Not only at the social level, but evidently at the political level too the institution of caste continues to thrive in the country. The clearest proof of this was the recent statement of Lok Sabha Speaker Om Birla, singing paeans to the priest caste of the majority Hindu community, which has enjoyed a place of dominance in the social order since Vedic times.
The Speaker, whose voice ought to give lead in upholding the constitutional values of the country relating to social, judicial and moral equality, overlooked this obligation and gave voice to the most backward of tendencies in our social life.
He seemed wholly oblivious to the reality that the basis of the caste order of Hindu life has been questioned by all strata of society — including those privileged by the pernicious hierarchy engendered by the caste system — since at least the 18th century in very conspicuous fashion.
With the reform movement in Hindu society, and the rise of the national movement against colonial rule with the stamp of Mahatma Gandhi impressed deep upon it, the interrogation of caste gathered speed with the help of intellectual and moral fuel supplied by thinkers, reformists and even religious bards.
None of this mattered though when Mr Birla, speaking at an organisation of the Brahmin community in Rajasthan recently, gave us a glimpse of his evidently unenlightened mind. He went on a rant to suggest that those born in the Brahmin caste deserved their highest place in the Hindu order. He appeared to attribute to them inherent superiority, which he said led them to offer society guidance.
Individuals of all caste or religious groups, including those of Brahmins, have made noteworthy contributions in all aspects of national life. To place Mr Birla’s retrograde observations under the scanner is not to denigrate those born into the Brahmin caste, but to question the ideology of Brahminism, which may be thought of as being co-terminous with the fundamental iniquities of the caste order of Hindu society.
Social reform movements and political struggles against this order have been a defining feature of India’s public life and our own times in a very fundamental way. Class inquities are easier to overcome than caste divides, although to battle against class can take generations. This is because, according to the ancient law and practice, a Hindu cannot escape his caste. In the modern world, and if we are to defer to the idea of equality, the best that may be done is to ban the playing out of caste prejudice in the matter of accessing public goods and services. It is in this matter that the Lok Sabha Speaker’s reported remarks have let down the country, especially those who have waged a life-and-death struggle against the Brahminical order.

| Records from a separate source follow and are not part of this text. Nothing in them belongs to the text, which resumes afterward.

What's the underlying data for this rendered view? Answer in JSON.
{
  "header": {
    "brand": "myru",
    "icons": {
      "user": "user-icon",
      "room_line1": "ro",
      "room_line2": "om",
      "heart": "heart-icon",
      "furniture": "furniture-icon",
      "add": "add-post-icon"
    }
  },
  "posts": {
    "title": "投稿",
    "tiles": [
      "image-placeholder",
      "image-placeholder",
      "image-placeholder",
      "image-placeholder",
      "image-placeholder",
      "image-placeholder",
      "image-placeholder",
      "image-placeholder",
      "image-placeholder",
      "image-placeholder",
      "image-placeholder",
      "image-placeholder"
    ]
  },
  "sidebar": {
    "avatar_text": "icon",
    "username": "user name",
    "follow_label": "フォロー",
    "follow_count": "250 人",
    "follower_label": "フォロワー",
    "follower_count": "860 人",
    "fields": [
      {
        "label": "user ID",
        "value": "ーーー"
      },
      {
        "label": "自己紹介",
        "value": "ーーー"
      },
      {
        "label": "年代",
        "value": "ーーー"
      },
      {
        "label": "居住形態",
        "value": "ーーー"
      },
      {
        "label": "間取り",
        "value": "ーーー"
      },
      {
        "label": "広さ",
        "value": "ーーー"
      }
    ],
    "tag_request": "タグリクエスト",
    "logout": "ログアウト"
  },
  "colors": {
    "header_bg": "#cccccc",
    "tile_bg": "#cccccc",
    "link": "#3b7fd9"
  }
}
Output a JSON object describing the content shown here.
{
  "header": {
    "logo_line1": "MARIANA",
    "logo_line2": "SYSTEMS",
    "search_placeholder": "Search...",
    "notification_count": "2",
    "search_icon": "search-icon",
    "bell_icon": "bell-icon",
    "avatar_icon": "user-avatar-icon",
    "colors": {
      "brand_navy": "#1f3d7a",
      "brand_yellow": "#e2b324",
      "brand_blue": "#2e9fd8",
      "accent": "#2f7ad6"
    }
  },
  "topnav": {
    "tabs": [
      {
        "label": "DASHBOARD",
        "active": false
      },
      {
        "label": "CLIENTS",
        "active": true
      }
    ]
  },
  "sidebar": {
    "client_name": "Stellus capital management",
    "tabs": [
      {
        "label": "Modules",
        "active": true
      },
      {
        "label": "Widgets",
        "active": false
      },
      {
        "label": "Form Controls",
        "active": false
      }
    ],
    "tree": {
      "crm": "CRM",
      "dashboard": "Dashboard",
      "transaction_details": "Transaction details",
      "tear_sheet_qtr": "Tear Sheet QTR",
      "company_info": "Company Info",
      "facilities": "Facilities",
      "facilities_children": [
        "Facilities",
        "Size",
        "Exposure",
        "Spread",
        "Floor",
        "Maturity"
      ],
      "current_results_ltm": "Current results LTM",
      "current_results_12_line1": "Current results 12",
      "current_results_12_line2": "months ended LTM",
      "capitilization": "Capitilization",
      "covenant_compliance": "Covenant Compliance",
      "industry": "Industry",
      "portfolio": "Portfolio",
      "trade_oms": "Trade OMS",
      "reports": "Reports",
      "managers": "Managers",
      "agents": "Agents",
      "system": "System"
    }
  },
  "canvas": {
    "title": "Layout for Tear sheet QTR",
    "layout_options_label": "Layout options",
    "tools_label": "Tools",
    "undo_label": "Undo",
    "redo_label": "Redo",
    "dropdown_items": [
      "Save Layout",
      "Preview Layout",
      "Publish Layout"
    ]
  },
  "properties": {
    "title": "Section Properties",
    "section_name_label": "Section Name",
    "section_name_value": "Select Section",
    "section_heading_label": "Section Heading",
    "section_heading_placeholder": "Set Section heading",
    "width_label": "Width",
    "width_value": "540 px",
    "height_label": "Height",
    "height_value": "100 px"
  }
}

It is enjoined upon Parliament to subject the Speaker's observations to close scrutiny and take appropriate action.